   “I think that makes me good as a DJ,” Jessica said, explaining that her diverse music taste allows her to be versatile for any situation. Whether it’s her regular gig, Low Pone, a queer dance party at the Hi-Fi in Indianapolis, or a more low key event like an art gallery show, Jessica finds herself prepared for most occasions.She uses a mix of physical vinyl as well as digital software, Serato, which allows her to mix with MP3s while stillhaving the feel and look of records. Basically, Serato comes with two “records” that are able to connect digitally with the system when played on a turntable like a normal vinyl record would be.


   However when Jessica first started, she was only using records. She still feels like that was an important step because she learned how to touch a record, to slow it down, how to treat it properly. She can remember the first time she beat-matched two songs, a GZA instrumental and a song by Biggie Smalls. In that moment she thought to herself, “Woah, I can do this.”


   She released her first mixtape early on, influenced by Diplo’s Hollertronix records, naming it “Hollerphonix,” and mixing with the tracks off those releases. Since all the songs were the same BPM she was really able to play around with it.

  “I’ve gotten better now at learning how I can play the songs I like and beat-match those, too,” she said. 


   She’s glad that she can use MP3s now, since acquiring Serato. Especially for dance parties which can be unpredictable, the software allows her to no longer be limited within her own record collection. Digital software allows her to work with the crowd and go with what they’re feeling. For more relaxed events, though, Jessica will still bring a crate of records.


   “I think the problem is a lot of people just skip and go straight to Serato,” Jessica said. “I just see a lot of DJs staring at their laptops and using the program heavily and only kind of using the turntables.” 


   She admitted that she’s guilty of this sometimes, but says she tries to stay involved with the turntables. Although she knows some people would disagree, she doesn’t mind if human error slips through when she’s performing -she wants people to know she isn’t just using a computer. 


   “I don’t really care if it’s a loud mix,” she said. “Like if you can tell I just played the next song, or if I scratch it or something, because it lets people know that this is a human thing. I think when I fuck up it’s cool because then people know it’s a record” 


   Jessica explained how through her experiences she has learned that a “DJ” is a broad term to people. While some people see it as more of an art form, others just want the DJ to act like a jukebox. “Both are right in a way,” she said. “I like how versatile it can be.”

   Jessica is currently attending Herron School of Art and Design to finish her Bachelor’s Degree in visual communications. She hopes she’ll be able to get out of Indiana and continue her music career after graduation. During the days Jessica works as a bike messenger, but she still continues to DJ as much as possible. 

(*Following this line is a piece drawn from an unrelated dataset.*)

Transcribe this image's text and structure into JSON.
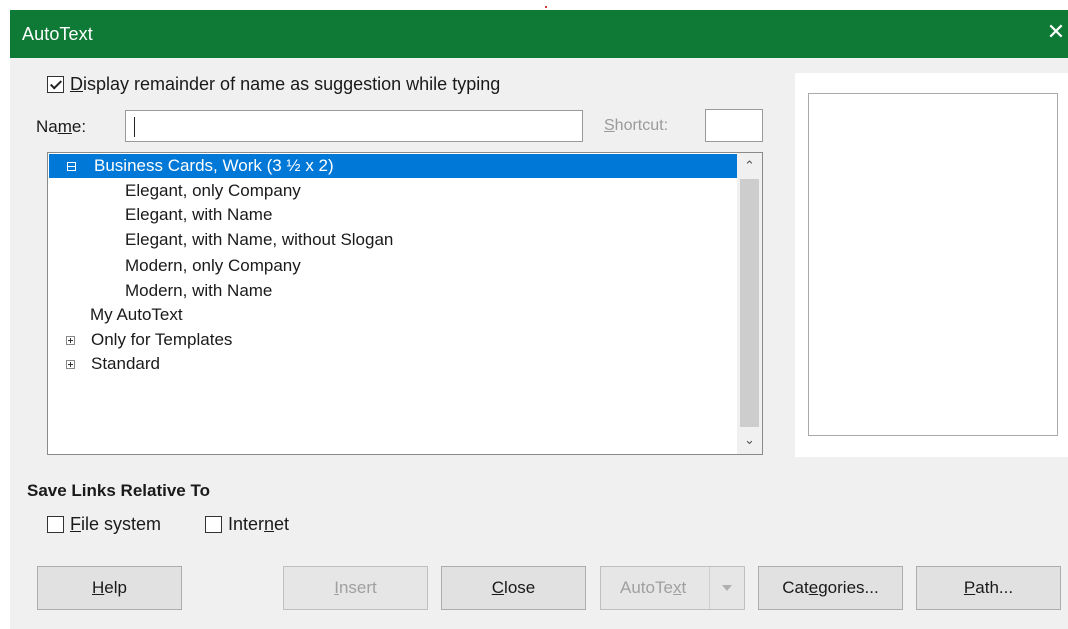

   On a recent trip to Portland, Jessica joined her sister to DJ a party after going back to her roots at Mississippi Records where it all began.

What’s DJ Little Town dancing to today?


Princess Nokia - Excellent


Kraftwerk - Tour de France